*** Opening Records to process ***

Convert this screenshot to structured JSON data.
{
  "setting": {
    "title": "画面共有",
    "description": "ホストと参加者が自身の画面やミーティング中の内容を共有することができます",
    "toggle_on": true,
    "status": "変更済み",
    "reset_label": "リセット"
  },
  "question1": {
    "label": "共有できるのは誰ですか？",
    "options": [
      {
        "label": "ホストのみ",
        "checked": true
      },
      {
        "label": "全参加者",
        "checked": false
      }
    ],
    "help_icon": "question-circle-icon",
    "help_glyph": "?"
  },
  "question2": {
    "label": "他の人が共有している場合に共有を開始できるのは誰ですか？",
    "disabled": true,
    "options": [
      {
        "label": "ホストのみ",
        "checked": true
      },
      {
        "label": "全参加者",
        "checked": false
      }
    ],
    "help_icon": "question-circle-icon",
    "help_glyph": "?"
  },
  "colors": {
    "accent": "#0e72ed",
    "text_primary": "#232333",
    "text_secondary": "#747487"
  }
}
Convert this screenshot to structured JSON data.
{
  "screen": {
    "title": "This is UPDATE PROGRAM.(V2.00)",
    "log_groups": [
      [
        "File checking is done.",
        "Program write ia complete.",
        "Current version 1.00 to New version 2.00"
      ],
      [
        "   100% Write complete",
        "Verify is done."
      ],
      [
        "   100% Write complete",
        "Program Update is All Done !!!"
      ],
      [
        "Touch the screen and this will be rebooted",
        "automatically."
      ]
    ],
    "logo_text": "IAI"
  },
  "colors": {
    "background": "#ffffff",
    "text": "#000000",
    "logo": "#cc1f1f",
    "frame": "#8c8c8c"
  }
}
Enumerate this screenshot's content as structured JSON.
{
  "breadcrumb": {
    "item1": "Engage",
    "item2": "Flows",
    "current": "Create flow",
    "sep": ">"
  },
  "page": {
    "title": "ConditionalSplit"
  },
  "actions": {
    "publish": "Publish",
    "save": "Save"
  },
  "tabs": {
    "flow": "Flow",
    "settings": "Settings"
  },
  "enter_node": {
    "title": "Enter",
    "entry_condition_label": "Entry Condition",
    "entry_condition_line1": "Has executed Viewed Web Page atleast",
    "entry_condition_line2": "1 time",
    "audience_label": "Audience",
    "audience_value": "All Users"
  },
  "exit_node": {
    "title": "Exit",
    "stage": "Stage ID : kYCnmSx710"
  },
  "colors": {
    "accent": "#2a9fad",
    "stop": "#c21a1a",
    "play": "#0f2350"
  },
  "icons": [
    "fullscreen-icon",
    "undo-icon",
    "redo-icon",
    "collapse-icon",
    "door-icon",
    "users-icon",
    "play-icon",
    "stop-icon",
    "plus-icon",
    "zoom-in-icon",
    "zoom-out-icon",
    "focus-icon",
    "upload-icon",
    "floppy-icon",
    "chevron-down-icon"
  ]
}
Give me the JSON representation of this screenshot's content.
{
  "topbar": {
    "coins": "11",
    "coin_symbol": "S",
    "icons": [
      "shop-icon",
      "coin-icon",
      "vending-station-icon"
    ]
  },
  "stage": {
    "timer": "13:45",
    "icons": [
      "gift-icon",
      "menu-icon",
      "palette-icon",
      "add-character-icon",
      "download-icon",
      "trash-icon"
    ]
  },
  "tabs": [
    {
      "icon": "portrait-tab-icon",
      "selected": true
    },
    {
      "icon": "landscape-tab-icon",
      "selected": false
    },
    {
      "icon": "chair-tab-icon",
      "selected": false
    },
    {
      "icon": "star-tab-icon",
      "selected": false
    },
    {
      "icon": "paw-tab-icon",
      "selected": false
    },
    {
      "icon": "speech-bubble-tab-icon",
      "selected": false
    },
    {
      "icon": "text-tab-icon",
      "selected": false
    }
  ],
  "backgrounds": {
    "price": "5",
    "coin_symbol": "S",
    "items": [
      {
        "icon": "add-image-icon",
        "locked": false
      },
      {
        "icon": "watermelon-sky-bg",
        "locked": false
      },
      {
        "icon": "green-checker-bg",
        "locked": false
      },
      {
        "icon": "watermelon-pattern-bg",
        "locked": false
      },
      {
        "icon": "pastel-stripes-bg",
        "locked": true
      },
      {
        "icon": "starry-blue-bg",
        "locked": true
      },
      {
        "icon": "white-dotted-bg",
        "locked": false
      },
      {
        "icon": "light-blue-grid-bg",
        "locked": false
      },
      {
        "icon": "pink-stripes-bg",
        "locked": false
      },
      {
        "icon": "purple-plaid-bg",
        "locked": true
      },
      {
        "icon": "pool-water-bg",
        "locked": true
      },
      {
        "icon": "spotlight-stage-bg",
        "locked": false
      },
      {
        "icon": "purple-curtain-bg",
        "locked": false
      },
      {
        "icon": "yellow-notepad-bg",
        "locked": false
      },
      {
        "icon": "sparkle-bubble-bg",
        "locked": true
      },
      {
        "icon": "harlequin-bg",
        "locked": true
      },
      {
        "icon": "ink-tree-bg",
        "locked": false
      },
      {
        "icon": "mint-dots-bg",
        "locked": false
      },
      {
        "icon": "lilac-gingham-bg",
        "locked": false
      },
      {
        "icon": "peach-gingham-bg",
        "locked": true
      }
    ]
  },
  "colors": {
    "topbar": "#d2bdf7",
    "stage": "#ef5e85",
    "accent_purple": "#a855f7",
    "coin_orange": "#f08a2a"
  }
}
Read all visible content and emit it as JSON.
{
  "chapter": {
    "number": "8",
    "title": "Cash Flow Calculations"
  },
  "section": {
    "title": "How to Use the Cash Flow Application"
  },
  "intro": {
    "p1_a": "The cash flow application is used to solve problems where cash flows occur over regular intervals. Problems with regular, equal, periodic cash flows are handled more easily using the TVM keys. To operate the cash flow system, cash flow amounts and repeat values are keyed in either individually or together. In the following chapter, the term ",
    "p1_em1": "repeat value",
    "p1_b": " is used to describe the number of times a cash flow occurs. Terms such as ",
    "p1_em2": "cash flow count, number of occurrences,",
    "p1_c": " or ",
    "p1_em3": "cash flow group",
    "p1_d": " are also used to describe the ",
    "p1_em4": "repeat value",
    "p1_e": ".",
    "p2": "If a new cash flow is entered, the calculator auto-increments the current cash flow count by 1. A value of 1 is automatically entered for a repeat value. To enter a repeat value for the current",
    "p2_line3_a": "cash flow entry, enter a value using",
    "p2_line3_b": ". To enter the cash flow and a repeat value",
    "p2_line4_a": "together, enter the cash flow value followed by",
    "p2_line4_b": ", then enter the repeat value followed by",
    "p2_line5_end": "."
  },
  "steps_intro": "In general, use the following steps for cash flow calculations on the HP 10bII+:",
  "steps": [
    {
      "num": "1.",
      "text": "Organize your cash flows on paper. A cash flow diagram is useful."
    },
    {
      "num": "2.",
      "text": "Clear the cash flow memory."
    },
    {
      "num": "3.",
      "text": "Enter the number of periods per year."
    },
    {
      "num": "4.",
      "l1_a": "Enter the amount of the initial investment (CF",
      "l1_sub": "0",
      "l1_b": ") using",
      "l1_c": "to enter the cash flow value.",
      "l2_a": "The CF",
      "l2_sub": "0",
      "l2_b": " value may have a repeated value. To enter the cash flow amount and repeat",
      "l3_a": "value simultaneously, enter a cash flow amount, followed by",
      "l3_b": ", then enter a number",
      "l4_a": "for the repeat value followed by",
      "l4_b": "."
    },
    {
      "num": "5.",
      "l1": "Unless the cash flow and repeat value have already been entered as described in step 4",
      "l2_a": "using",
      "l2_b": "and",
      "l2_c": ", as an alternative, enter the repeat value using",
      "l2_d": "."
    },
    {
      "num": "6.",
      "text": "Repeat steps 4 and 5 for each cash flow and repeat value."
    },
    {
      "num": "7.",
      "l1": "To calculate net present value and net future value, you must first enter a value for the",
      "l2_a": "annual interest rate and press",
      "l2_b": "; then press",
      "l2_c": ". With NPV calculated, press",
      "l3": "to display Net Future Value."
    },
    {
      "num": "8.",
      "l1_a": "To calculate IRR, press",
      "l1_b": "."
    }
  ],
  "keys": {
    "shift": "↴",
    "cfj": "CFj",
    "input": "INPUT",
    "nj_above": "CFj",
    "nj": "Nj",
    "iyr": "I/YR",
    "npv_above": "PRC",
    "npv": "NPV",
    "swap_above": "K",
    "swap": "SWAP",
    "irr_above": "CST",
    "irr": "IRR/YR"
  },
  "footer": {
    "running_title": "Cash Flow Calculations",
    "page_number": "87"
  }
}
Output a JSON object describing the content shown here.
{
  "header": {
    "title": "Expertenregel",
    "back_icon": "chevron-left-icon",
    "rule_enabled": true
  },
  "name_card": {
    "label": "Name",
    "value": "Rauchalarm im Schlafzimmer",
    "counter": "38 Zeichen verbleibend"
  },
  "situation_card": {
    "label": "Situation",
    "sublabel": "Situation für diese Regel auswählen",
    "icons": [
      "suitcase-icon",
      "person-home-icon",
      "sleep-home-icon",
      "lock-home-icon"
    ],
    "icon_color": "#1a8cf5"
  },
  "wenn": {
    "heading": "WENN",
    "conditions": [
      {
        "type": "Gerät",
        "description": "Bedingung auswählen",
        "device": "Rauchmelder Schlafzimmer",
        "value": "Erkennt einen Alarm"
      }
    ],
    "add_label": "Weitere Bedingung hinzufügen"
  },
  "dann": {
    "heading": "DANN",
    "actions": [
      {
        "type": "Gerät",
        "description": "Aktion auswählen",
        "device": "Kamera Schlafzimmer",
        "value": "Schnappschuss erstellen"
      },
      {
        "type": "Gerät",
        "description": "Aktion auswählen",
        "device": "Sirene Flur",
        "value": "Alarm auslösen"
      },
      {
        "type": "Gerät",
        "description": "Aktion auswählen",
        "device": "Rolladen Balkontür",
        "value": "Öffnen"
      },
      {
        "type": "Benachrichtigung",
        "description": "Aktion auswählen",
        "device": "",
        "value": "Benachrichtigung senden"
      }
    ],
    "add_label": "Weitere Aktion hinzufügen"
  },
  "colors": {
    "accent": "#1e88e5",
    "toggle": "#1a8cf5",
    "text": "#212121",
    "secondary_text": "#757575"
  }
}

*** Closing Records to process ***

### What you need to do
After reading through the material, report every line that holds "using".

### Task response
    "p1_a": "The cash flow application is used to solve problems where cash flows occur over regular intervals. Problems with regular, equal, periodic cash flows are handled more easily using the TVM keys. To operate the cash flow system, cash flow amounts and repeat values are keyed in either individually or together. In the following chapter, the term ",
    "p2_line3_a": "cash flow entry, enter a value using",
      "l1_b": ") using",
      "l2_a": "using",
      "l2_c": ", as an alternative, enter the repeat value using",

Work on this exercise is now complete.